Starring Jake Gyllenhaal, Michael Peña. Written and directed by David Ayer. 18A. 109 min. Opens Sept. 21.
Can we declare a moratorium on gritty cinematic portraits of South Central Los Angeles? Of course, that would leave David Ayer with no career. Like Harsh Times and Training Day (which he wrote), End of Watch finds the writer-director examining just how thin the blue line gets on America’s west coast.
This time around, the twist is that Ayer tells the story (partly) through found footage, a gimmick introduced when wisenheimer patrolman Brian (Jake Gyllenhaal) informs us that he’s going to record his experiences in the field with his partner, Mike (Michael Peña), for a night-school film assignment.
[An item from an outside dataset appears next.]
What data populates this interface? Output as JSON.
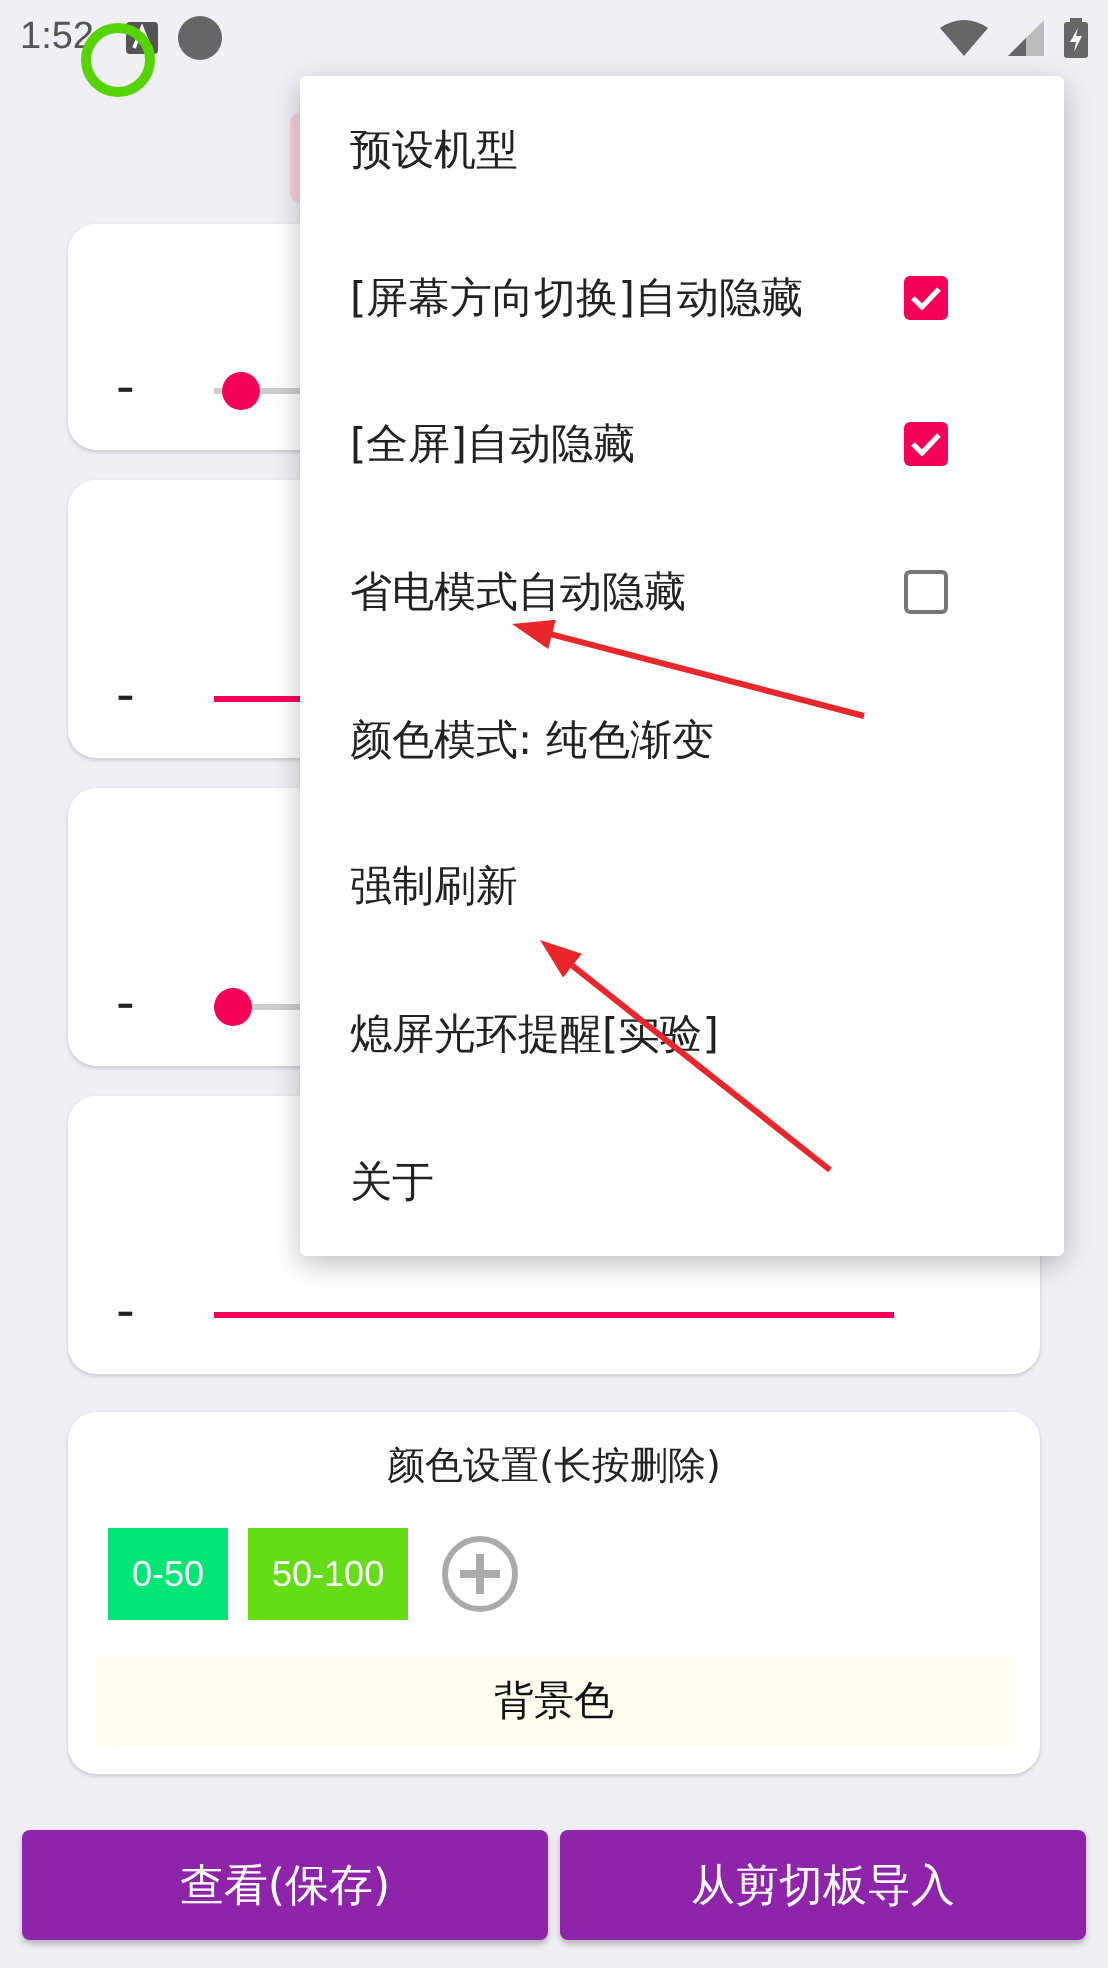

The idea of a Blair Witch–style cop flick is relatively promising, but Ayer doesn’t develop his formal play in any meaningful way. Brian’s footage is thoughtlessly and unrewardingly intercut with more conventional digital video–shot perspectives on the pair’s adventures, which bring them into a blood feud with a group of vicious human traffickers—who, for all their lethal menace, are strangely inept when it comes to taking down two fairly oblivious police officers.
In Training Day, Ayer at least questioned the swaggering machismo of his badge-wearing characters, but here he seems happy to propagate clichés about honour and loyalty: Hilariously martial and hopelessly devoted to one another, Brian and Mike are like dumbass Klingons. And we’re supposed to love them, even though the performances are obnoxious. End of Watch tries to be lean and brutal as well as sentimental, but in trying to have it both ways, Ayer ends up with pretty much nothing at all.